Objective. To assess the efficacy of magnetic resonance imaging (MRI) in objectively defining state of remission in rheumatoid arthritis (RA) after treatment. Methods. Ten patients with RA involving the wrist were evaluated before treatment with methotrexate and hydroxychloroquine, and then mean 14 mo later with a followup evaluation. Clinical variables, laboratory measurements, and MRI using various techniques (T1 weighted image, T2 weighted image, fat suppression T2 weighted image, postcontrast T1 weighted image, postcontrast dynamic image, postcontrast 3 dimensional image) were observed. Remission was defined by ACR criteria. MRI changes were observed using 3 variables: extent of synovial proliferation; extent of bone marrow edema: and development of new erosion. In 6 of 10 patients, synovial signal intensity time curve changes at 30 s (E 30 ratio) were determined for quantitative assessment of synovitis. Results. Four patients achieved remission and 6 did not. All patients in remission showed decrease in extent of synovial proliferation and bone marrow edema with no newly developed erosion after treatment, compared to baseline. Five of 6 patients in nonremission showed newly developed erosions with variable changes in extent of synovial proliferation and bone marrow edema. E 30 ratio was determined in 3 patients in the remission group and 3 in the nonremission group, with 48% reduction in the former compared to 9% reduction in the latter. Conclusion. MRI is feasible for objectively defining remission and assessing the therapeutic effect of antirheumatic drugs; utility of MRI measures in clinical remission criteria remains to be verified.

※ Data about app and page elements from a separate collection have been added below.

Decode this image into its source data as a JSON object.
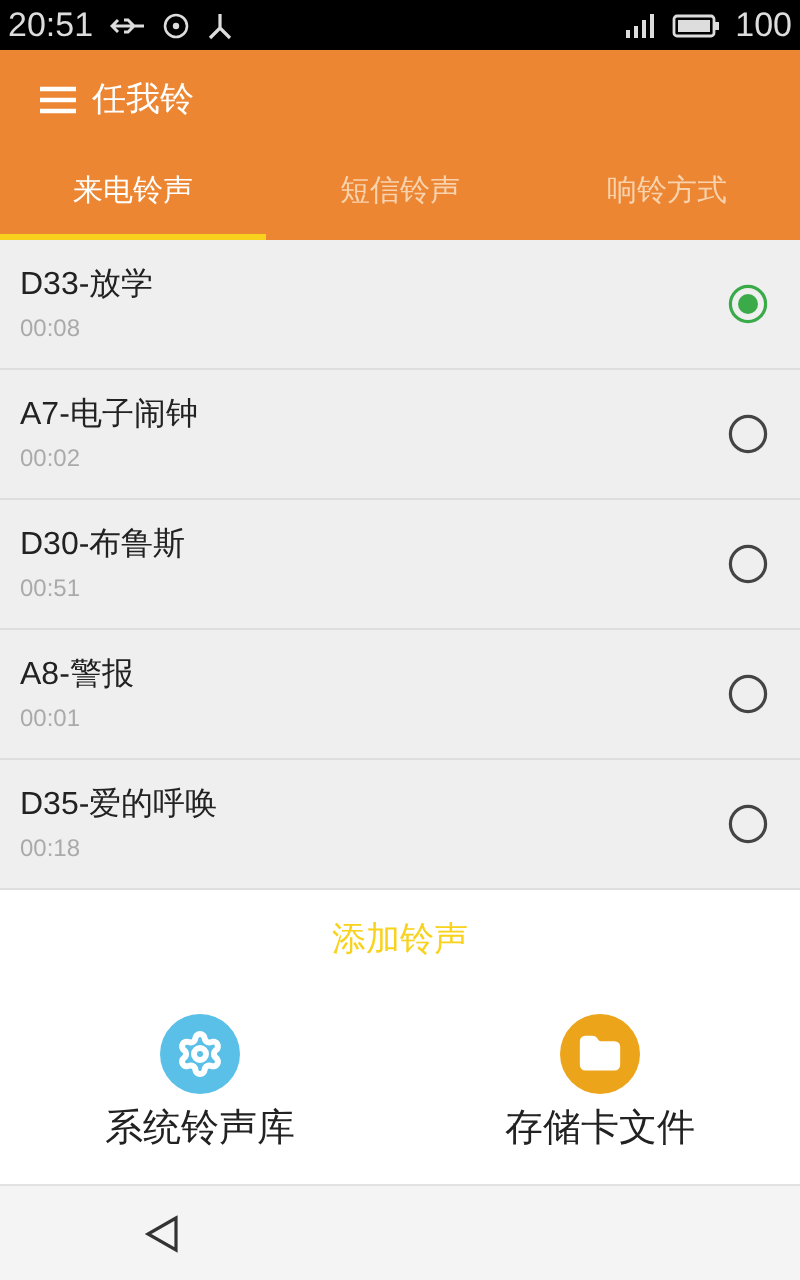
{
  "status_bar": {
    "time": "20:51",
    "battery": "100"
  },
  "app_bar": {
    "title": "任我铃"
  },
  "tabs": [
    {
      "label": "来电铃声",
      "selected": true
    },
    {
      "label": "短信铃声",
      "selected": false
    },
    {
      "label": "响铃方式",
      "selected": false
    }
  ],
  "ringtones": [
    {
      "name": "D33-放学",
      "duration": "00:08",
      "selected": true
    },
    {
      "name": "A7-电子闹钟",
      "duration": "00:02",
      "selected": false
    },
    {
      "name": "D30-布鲁斯",
      "duration": "00:51",
      "selected": false
    },
    {
      "name": "A8-警报",
      "duration": "00:01",
      "selected": false
    },
    {
      "name": "D35-爱的呼唤",
      "duration": "00:18",
      "selected": false
    }
  ],
  "add_button": "添加铃声",
  "sources": [
    {
      "kind": "system",
      "label": "系统铃声库"
    },
    {
      "kind": "storage",
      "label": "存储卡文件"
    }
  ]
}
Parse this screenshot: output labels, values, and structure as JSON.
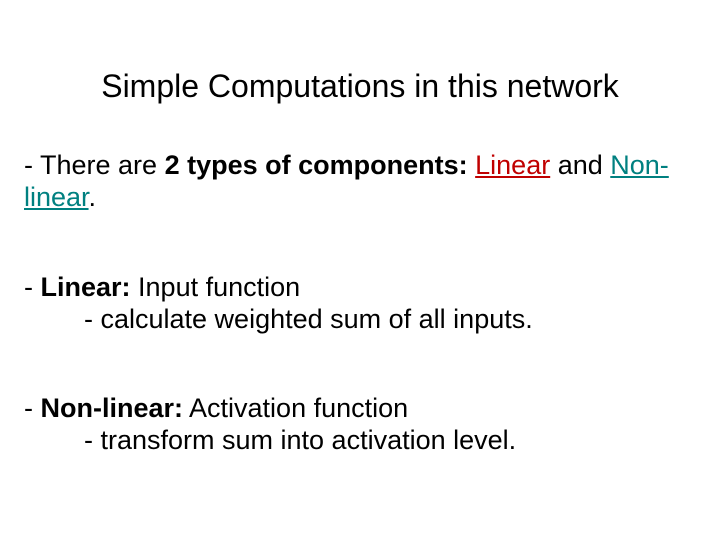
{
  "title": "Simple Computations in this network",
  "p1": {
    "lead": "- There are ",
    "bold": "2 types of components:",
    "linear": "Linear",
    "and": " and ",
    "nonlinear": "Non-linear",
    "period": "."
  },
  "p2": {
    "dash": "- ",
    "label": "Linear:",
    "rest": " Input function",
    "sub": "- calculate weighted sum of all inputs."
  },
  "p3": {
    "dash": "- ",
    "label": "Non-linear:",
    "rest": " Activation function",
    "sub": "- transform sum into activation level."
  }
}
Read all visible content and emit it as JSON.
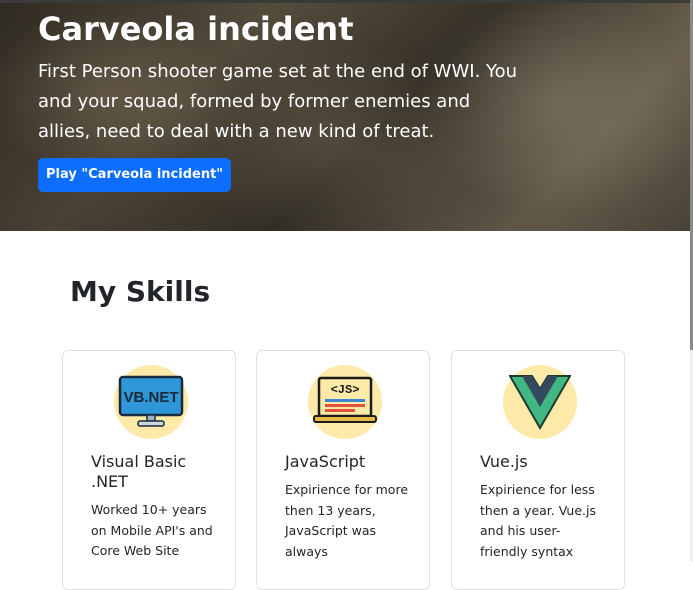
{
  "hero": {
    "title": "Carveola incident",
    "description": "First Person shooter game set at the end of WWI. You and your squad, formed by former enemies and allies, need to deal with a new kind of treat.",
    "play_button": "Play \"Carveola incident\""
  },
  "skills": {
    "heading": "My Skills",
    "cards": [
      {
        "title": "Visual Basic .NET",
        "icon": "vbnet-monitor-icon",
        "icon_text": "VB.NET",
        "text": "Worked 10+ years on Mobile API's and Core Web Site"
      },
      {
        "title": "JavaScript",
        "icon": "javascript-laptop-icon",
        "icon_text": "<JS>",
        "text": "Expirience for more then 13 years, JavaScript was always"
      },
      {
        "title": "Vue.js",
        "icon": "vue-logo-icon",
        "text": "Expirience for less then a year. Vue.js and his user-friendly syntax"
      }
    ]
  },
  "colors": {
    "primary": "#0d6efd",
    "icon_background": "#fde9a8",
    "vue_green": "#41b883",
    "vue_dark": "#35495e"
  }
}
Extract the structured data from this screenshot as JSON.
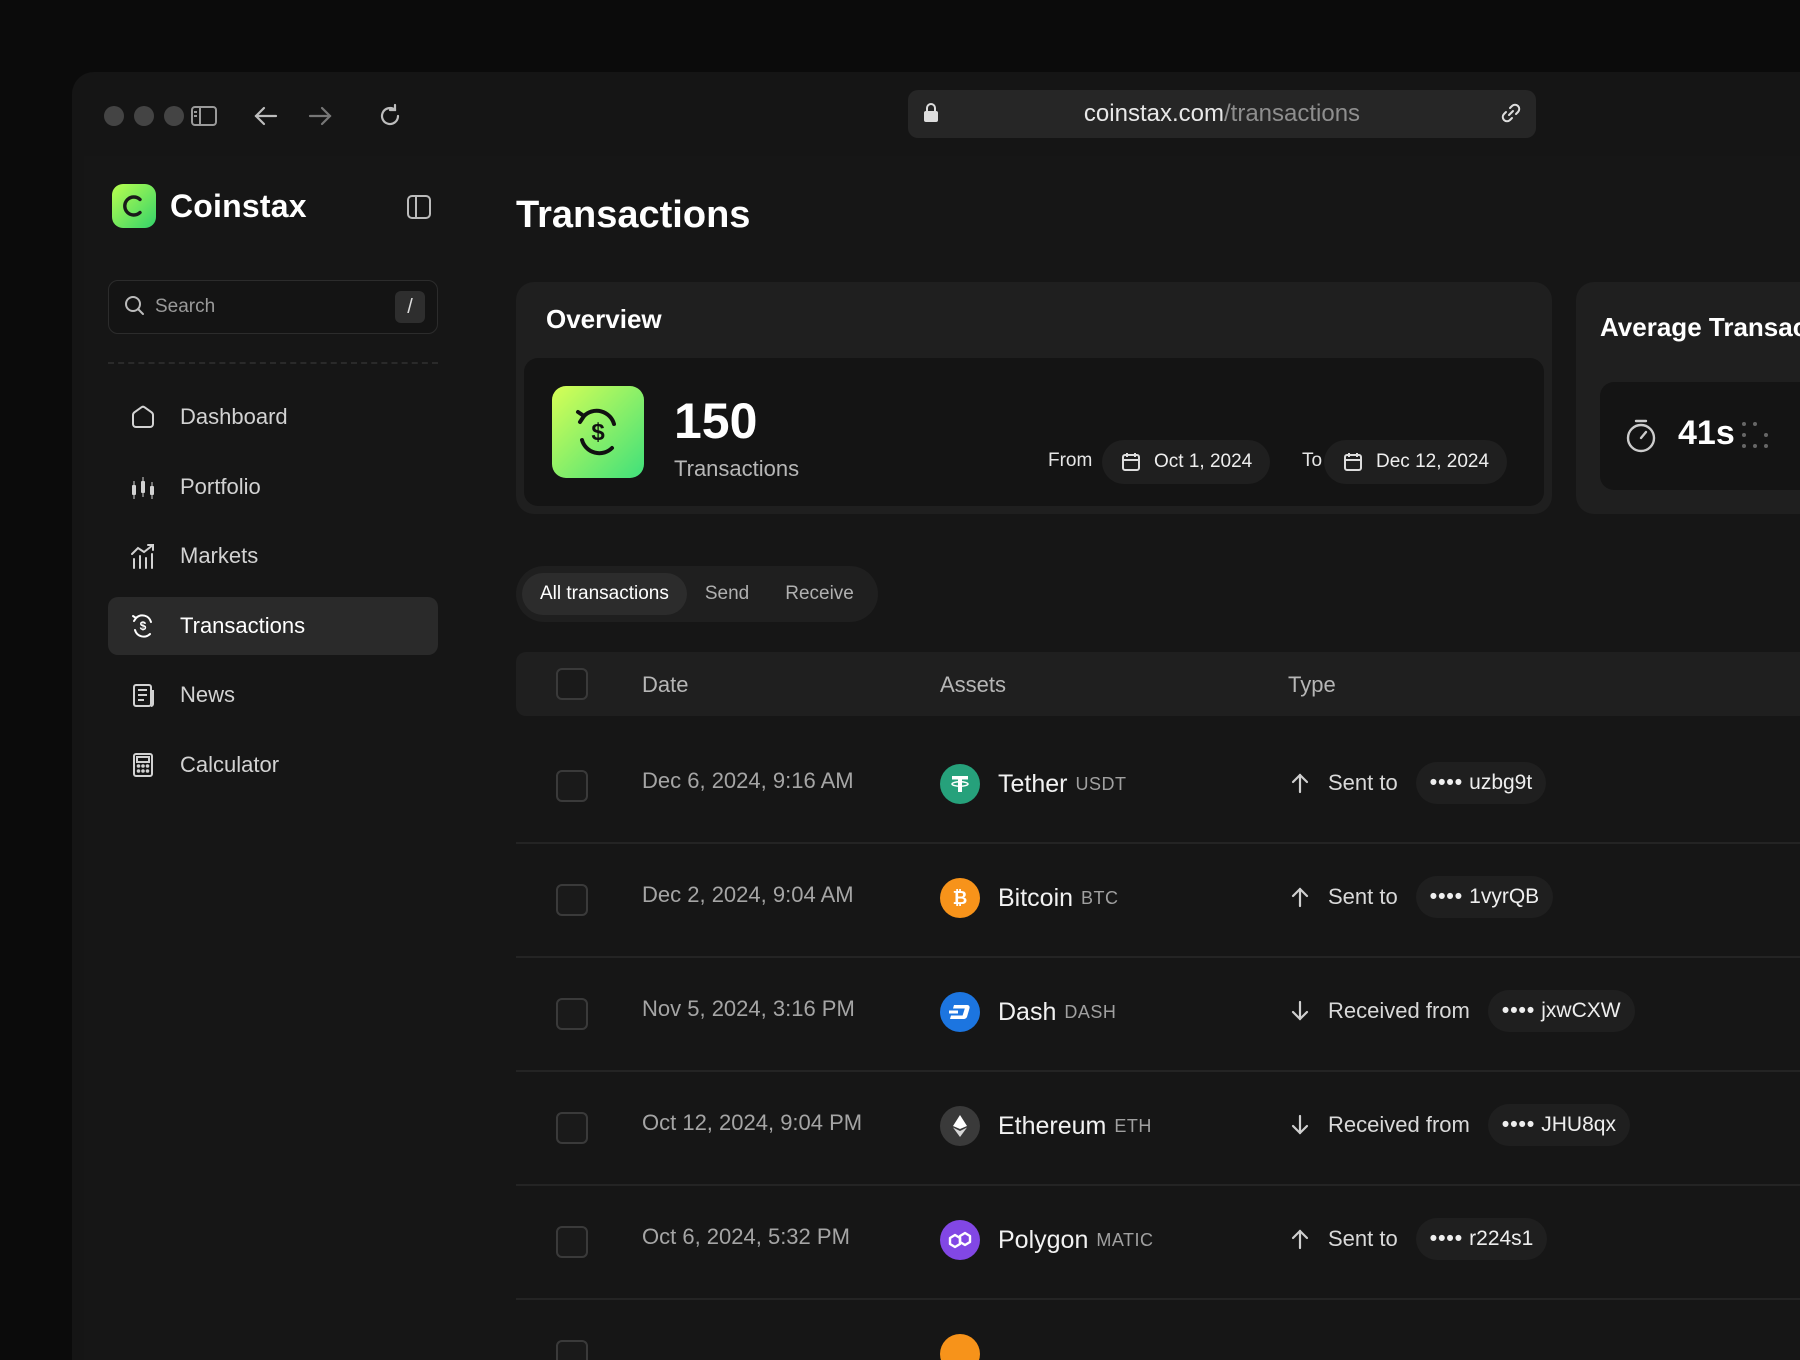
{
  "browser": {
    "url_host": "coinstax.com",
    "url_path": "/transactions"
  },
  "sidebar": {
    "brand": "Coinstax",
    "search_placeholder": "Search",
    "search_shortcut": "/",
    "items": [
      {
        "label": "Dashboard",
        "icon": "home-icon",
        "active": false
      },
      {
        "label": "Portfolio",
        "icon": "portfolio-icon",
        "active": false
      },
      {
        "label": "Markets",
        "icon": "markets-icon",
        "active": false
      },
      {
        "label": "Transactions",
        "icon": "transactions-icon",
        "active": true
      },
      {
        "label": "News",
        "icon": "news-icon",
        "active": false
      },
      {
        "label": "Calculator",
        "icon": "calculator-icon",
        "active": false
      }
    ]
  },
  "main": {
    "title": "Transactions",
    "overview": {
      "title": "Overview",
      "count": "150",
      "count_label": "Transactions",
      "from_label": "From",
      "from_date": "Oct 1, 2024",
      "to_label": "To",
      "to_date": "Dec 12, 2024"
    },
    "avg_card": {
      "title": "Average Transac",
      "value": "41s"
    },
    "tabs": [
      {
        "label": "All transactions",
        "active": true
      },
      {
        "label": "Send",
        "active": false
      },
      {
        "label": "Receive",
        "active": false
      }
    ],
    "table": {
      "headers": [
        "Date",
        "Assets",
        "Type"
      ],
      "rows": [
        {
          "date": "Dec 6, 2024, 9:16 AM",
          "asset": "Tether",
          "symbol": "USDT",
          "coin_color": "#26a17b",
          "direction": "up",
          "type": "Sent to",
          "addr_mask": "••••",
          "addr": "uzbg9t"
        },
        {
          "date": "Dec 2, 2024, 9:04 AM",
          "asset": "Bitcoin",
          "symbol": "BTC",
          "coin_color": "#f7931a",
          "direction": "up",
          "type": "Sent to",
          "addr_mask": "••••",
          "addr": "1vyrQB"
        },
        {
          "date": "Nov 5, 2024, 3:16 PM",
          "asset": "Dash",
          "symbol": "DASH",
          "coin_color": "#1c75e0",
          "direction": "down",
          "type": "Received from",
          "addr_mask": "••••",
          "addr": "jxwCXW"
        },
        {
          "date": "Oct 12, 2024, 9:04 PM",
          "asset": "Ethereum",
          "symbol": "ETH",
          "coin_color": "#3a3a3a",
          "direction": "down",
          "type": "Received from",
          "addr_mask": "••••",
          "addr": "JHU8qx"
        },
        {
          "date": "Oct 6, 2024, 5:32 PM",
          "asset": "Polygon",
          "symbol": "MATIC",
          "coin_color": "#8247e5",
          "direction": "up",
          "type": "Sent to",
          "addr_mask": "••••",
          "addr": "r224s1"
        }
      ]
    }
  }
}
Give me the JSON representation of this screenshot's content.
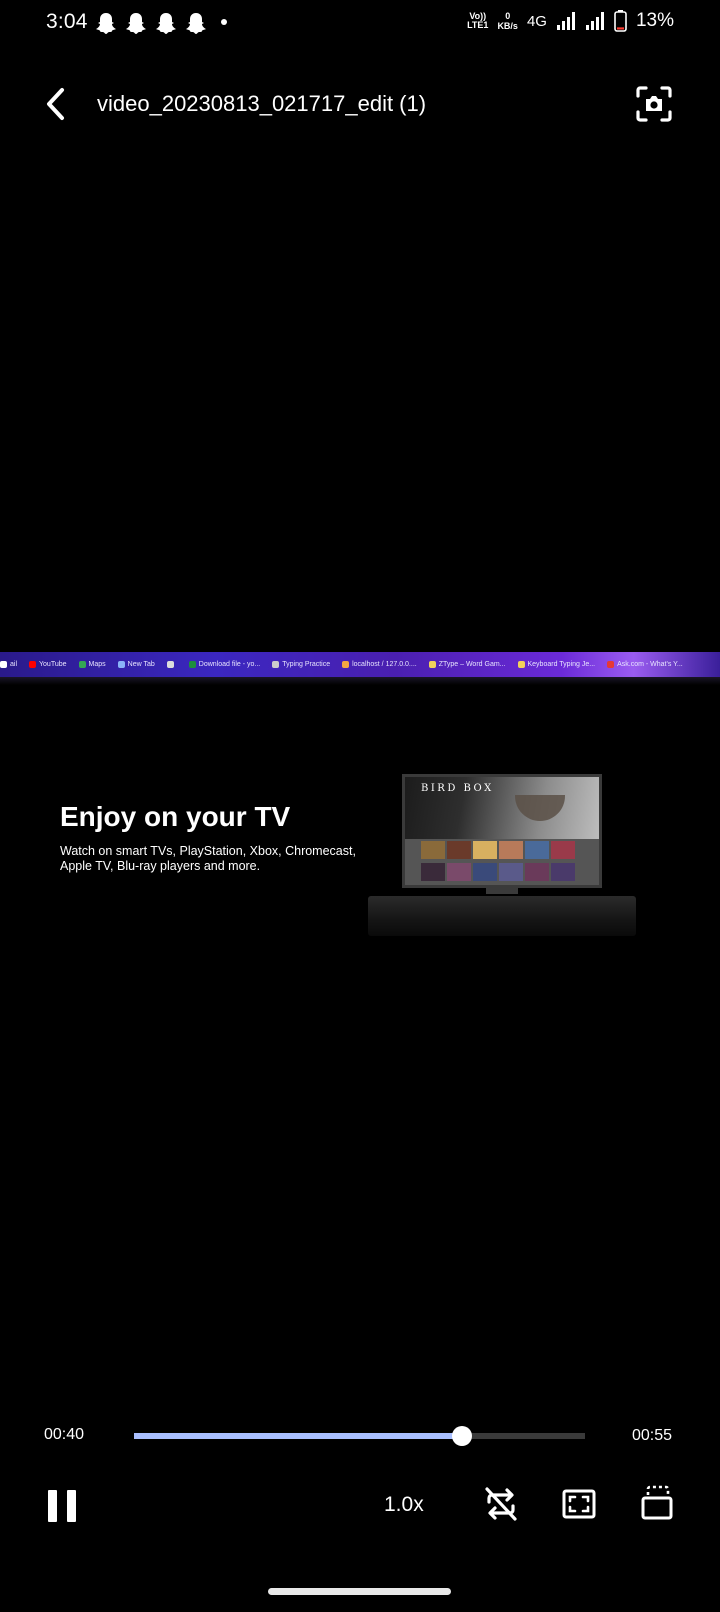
{
  "status_bar": {
    "time": "3:04",
    "notification_icons": [
      "snapchat-icon",
      "snapchat-icon",
      "snapchat-icon",
      "snapchat-icon"
    ],
    "volte_top": "Vo))",
    "volte_bottom": "LTE1",
    "net_speed_value": "0",
    "net_speed_unit": "KB/s",
    "network_type": "4G",
    "battery_percent": "13%",
    "battery_level": 0.13
  },
  "header": {
    "title": "video_20230813_021717_edit (1)"
  },
  "video": {
    "bookmarks": [
      {
        "label": "ail",
        "color": "#ffffff"
      },
      {
        "label": "YouTube",
        "color": "#ff0000"
      },
      {
        "label": "Maps",
        "color": "#34a853"
      },
      {
        "label": "New Tab",
        "color": "#8ab4f8"
      },
      {
        "label": "",
        "color": "#dddddd"
      },
      {
        "label": "Download file - yo...",
        "color": "#1e8e3e"
      },
      {
        "label": "Typing Practice",
        "color": "#cccccc"
      },
      {
        "label": "localhost / 127.0.0....",
        "color": "#f4a742"
      },
      {
        "label": "ZType – Word Gam...",
        "color": "#f2d15b"
      },
      {
        "label": "Keyboard Typing Je...",
        "color": "#f2d15b"
      },
      {
        "label": "Ask.com - What's Y...",
        "color": "#e53935"
      }
    ],
    "heading": "Enjoy on your TV",
    "description": "Watch on smart TVs, PlayStation, Xbox, Chromecast, Apple TV, Blu-ray players and more.",
    "tv_show_title": "BIRD BOX"
  },
  "playback": {
    "current_time": "00:40",
    "total_time": "00:55",
    "progress": 0.727,
    "speed": "1.0x",
    "accent_color": "#a9bfff"
  }
}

|Number of pages||6|
|Journal||Journal of Rheumatology|
|State||Published - Jul 1997|
- Magnetic resonance imaging
- Rheumatiod arthritis